> [Work request]: Please reproduce the data exactly and omit the pictures.

(Material provided)

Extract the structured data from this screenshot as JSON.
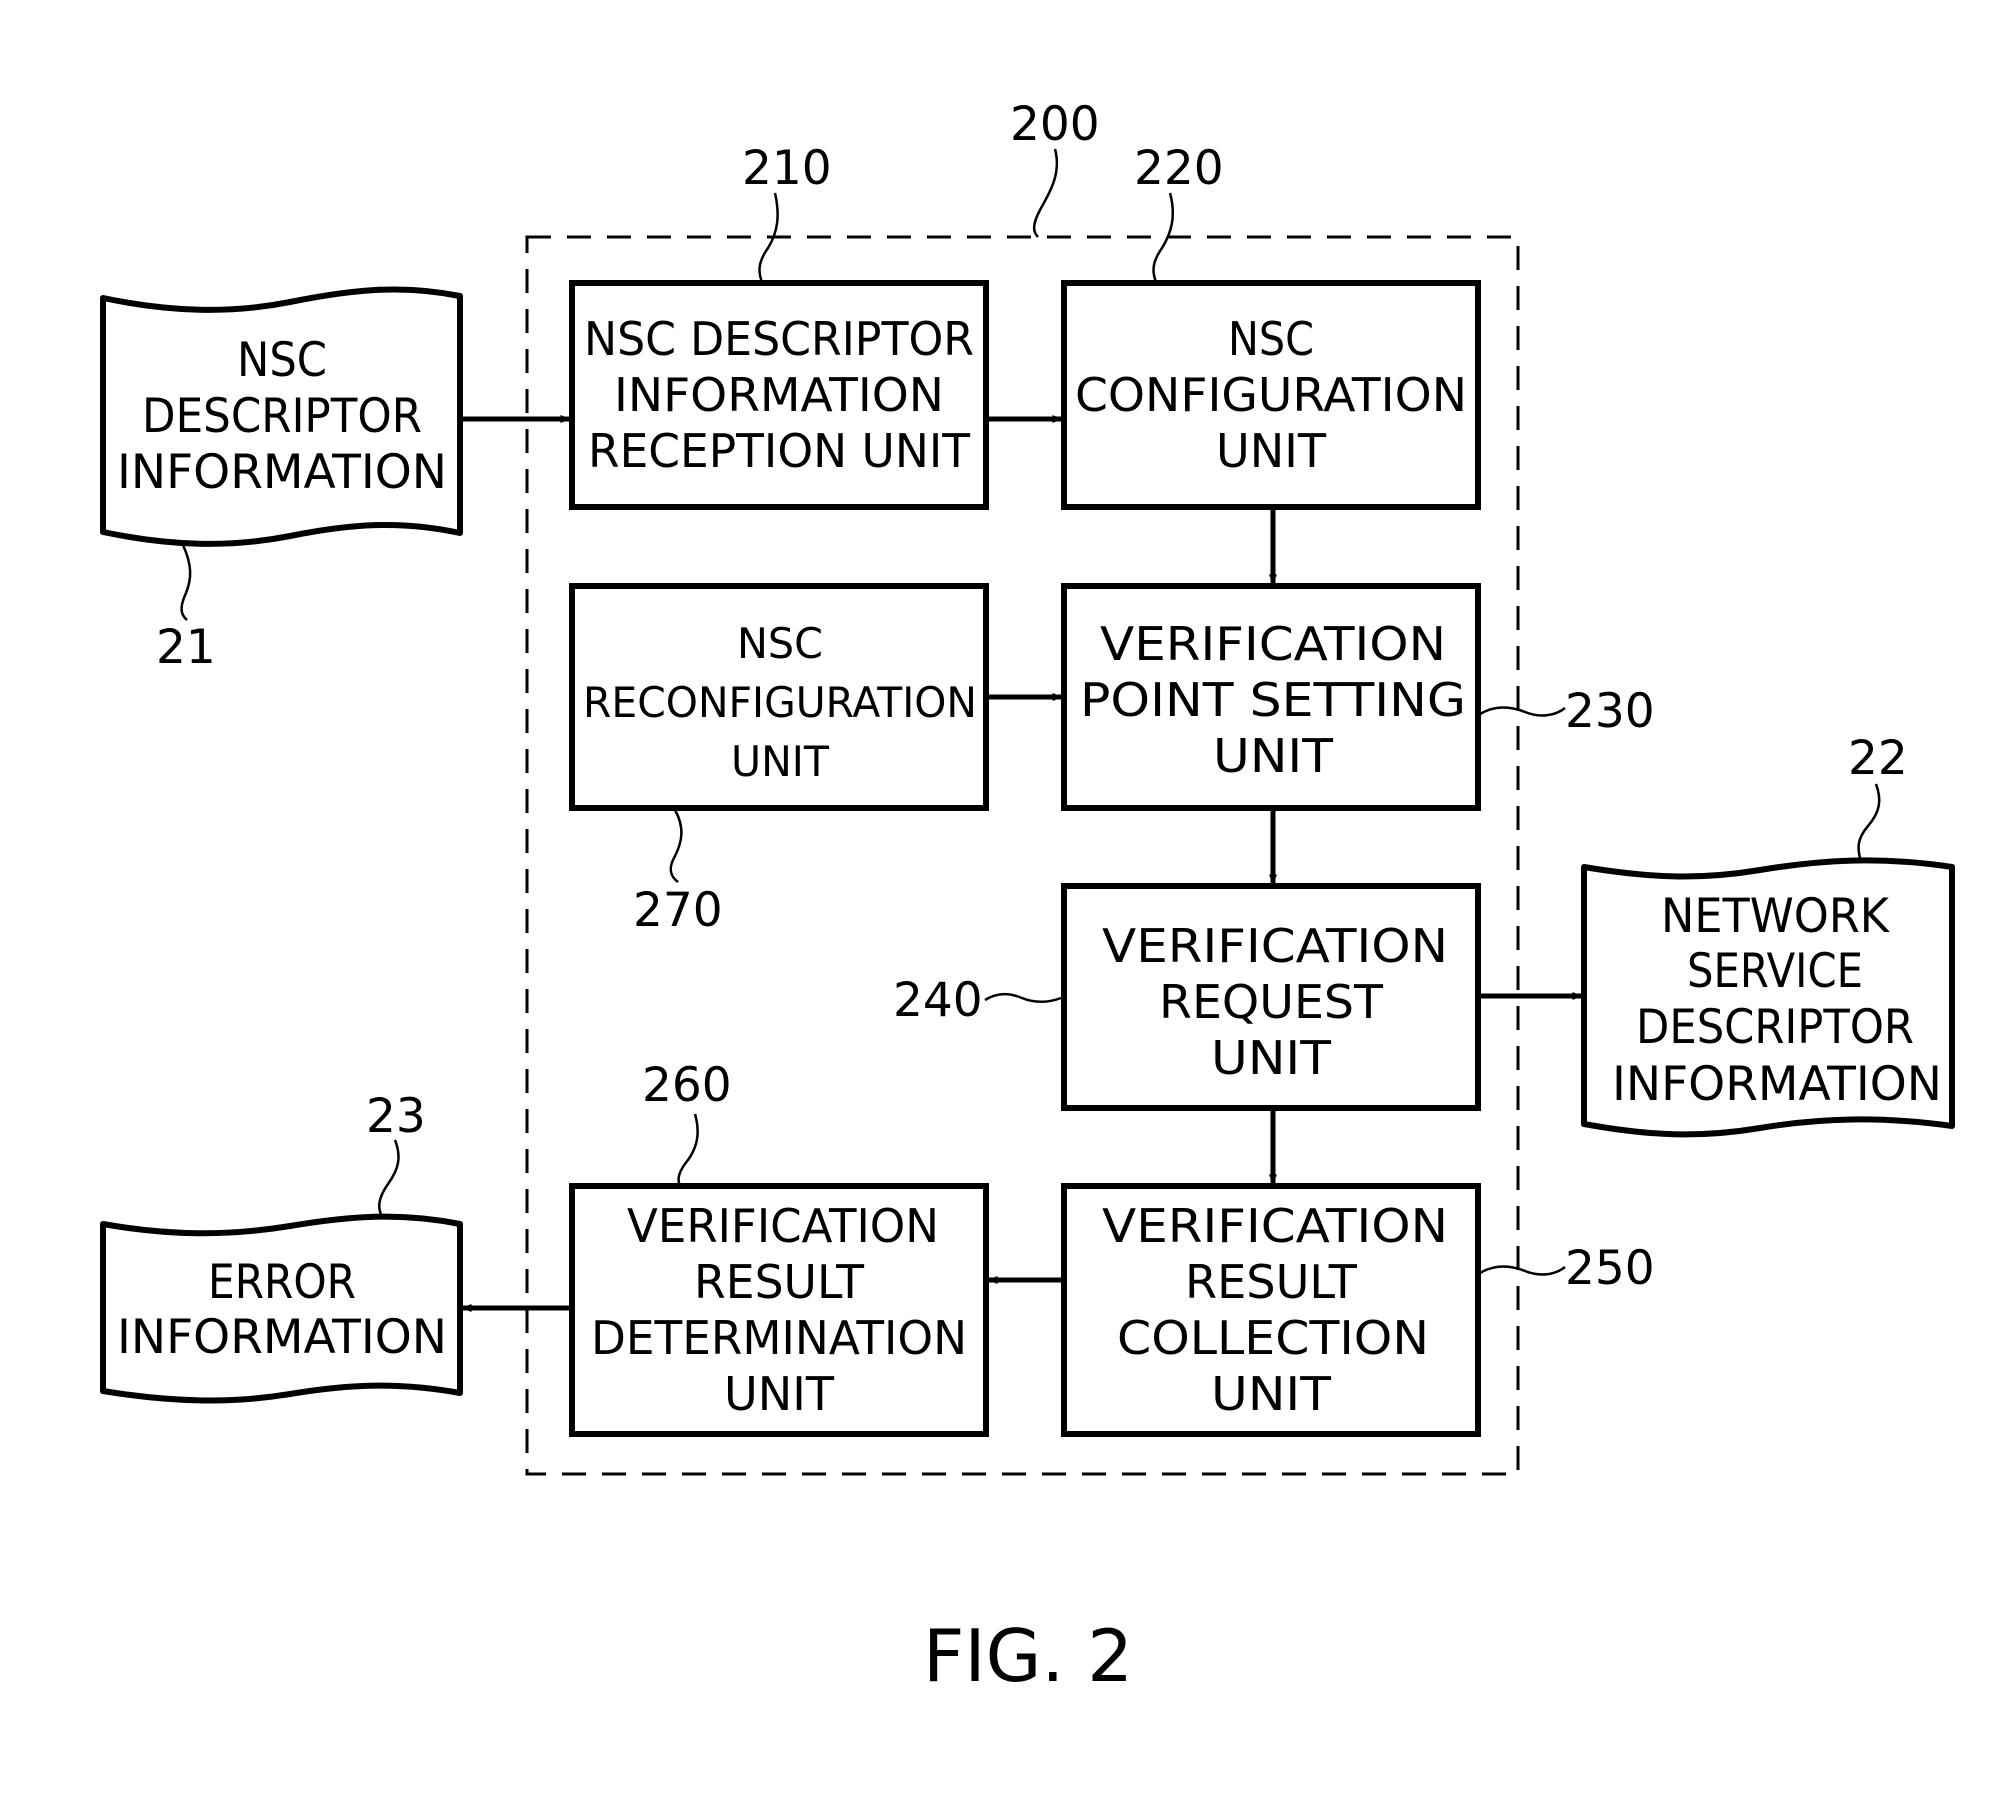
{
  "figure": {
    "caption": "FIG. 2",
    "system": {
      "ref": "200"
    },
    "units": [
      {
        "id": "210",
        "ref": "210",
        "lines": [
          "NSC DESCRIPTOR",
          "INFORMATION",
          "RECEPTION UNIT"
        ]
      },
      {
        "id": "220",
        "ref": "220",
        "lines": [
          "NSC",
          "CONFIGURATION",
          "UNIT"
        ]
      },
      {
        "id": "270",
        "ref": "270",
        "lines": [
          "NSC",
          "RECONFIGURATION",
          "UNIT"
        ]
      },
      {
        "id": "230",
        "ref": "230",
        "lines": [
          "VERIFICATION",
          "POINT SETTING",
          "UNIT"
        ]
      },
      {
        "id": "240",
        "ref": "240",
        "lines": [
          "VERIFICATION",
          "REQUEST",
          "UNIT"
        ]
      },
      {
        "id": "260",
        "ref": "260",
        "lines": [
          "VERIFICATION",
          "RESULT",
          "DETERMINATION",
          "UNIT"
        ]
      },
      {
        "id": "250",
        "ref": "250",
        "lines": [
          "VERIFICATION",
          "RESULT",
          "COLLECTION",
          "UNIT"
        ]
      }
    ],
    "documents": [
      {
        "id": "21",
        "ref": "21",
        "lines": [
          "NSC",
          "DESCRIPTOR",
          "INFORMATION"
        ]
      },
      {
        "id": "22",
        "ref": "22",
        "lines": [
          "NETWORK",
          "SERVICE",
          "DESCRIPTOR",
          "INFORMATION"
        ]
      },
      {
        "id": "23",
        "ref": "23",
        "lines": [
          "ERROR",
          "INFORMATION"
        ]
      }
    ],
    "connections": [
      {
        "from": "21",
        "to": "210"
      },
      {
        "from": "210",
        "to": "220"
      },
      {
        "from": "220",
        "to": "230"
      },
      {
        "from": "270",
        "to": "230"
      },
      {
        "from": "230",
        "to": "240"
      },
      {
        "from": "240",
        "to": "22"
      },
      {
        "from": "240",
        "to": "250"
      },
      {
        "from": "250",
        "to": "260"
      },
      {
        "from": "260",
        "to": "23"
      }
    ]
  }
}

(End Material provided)

> [Task output]:
Extract the structured data from this screenshot as JSON.
{
  "figure": {
    "caption": "FIG. 2",
    "system": {
      "ref": "200"
    },
    "units": [
      {
        "id": "210",
        "ref": "210",
        "lines": [
          "NSC DESCRIPTOR",
          "INFORMATION",
          "RECEPTION UNIT"
        ]
      },
      {
        "id": "220",
        "ref": "220",
        "lines": [
          "NSC",
          "CONFIGURATION",
          "UNIT"
        ]
      },
      {
        "id": "270",
        "ref": "270",
        "lines": [
          "NSC",
          "RECONFIGURATION",
          "UNIT"
        ]
      },
      {
        "id": "230",
        "ref": "230",
        "lines": [
          "VERIFICATION",
          "POINT SETTING",
          "UNIT"
        ]
      },
      {
        "id": "240",
        "ref": "240",
        "lines": [
          "VERIFICATION",
          "REQUEST",
          "UNIT"
        ]
      },
      {
        "id": "260",
        "ref": "260",
        "lines": [
          "VERIFICATION",
          "RESULT",
          "DETERMINATION",
          "UNIT"
        ]
      },
      {
        "id": "250",
        "ref": "250",
        "lines": [
          "VERIFICATION",
          "RESULT",
          "COLLECTION",
          "UNIT"
        ]
      }
    ],
    "documents": [
      {
        "id": "21",
        "ref": "21",
        "lines": [
          "NSC",
          "DESCRIPTOR",
          "INFORMATION"
        ]
      },
      {
        "id": "22",
        "ref": "22",
        "lines": [
          "NETWORK",
          "SERVICE",
          "DESCRIPTOR",
          "INFORMATION"
        ]
      },
      {
        "id": "23",
        "ref": "23",
        "lines": [
          "ERROR",
          "INFORMATION"
        ]
      }
    ],
    "connections": [
      {
        "from": "21",
        "to": "210"
      },
      {
        "from": "210",
        "to": "220"
      },
      {
        "from": "220",
        "to": "230"
      },
      {
        "from": "270",
        "to": "230"
      },
      {
        "from": "230",
        "to": "240"
      },
      {
        "from": "240",
        "to": "22"
      },
      {
        "from": "240",
        "to": "250"
      },
      {
        "from": "250",
        "to": "260"
      },
      {
        "from": "260",
        "to": "23"
      }
    ]
  }
}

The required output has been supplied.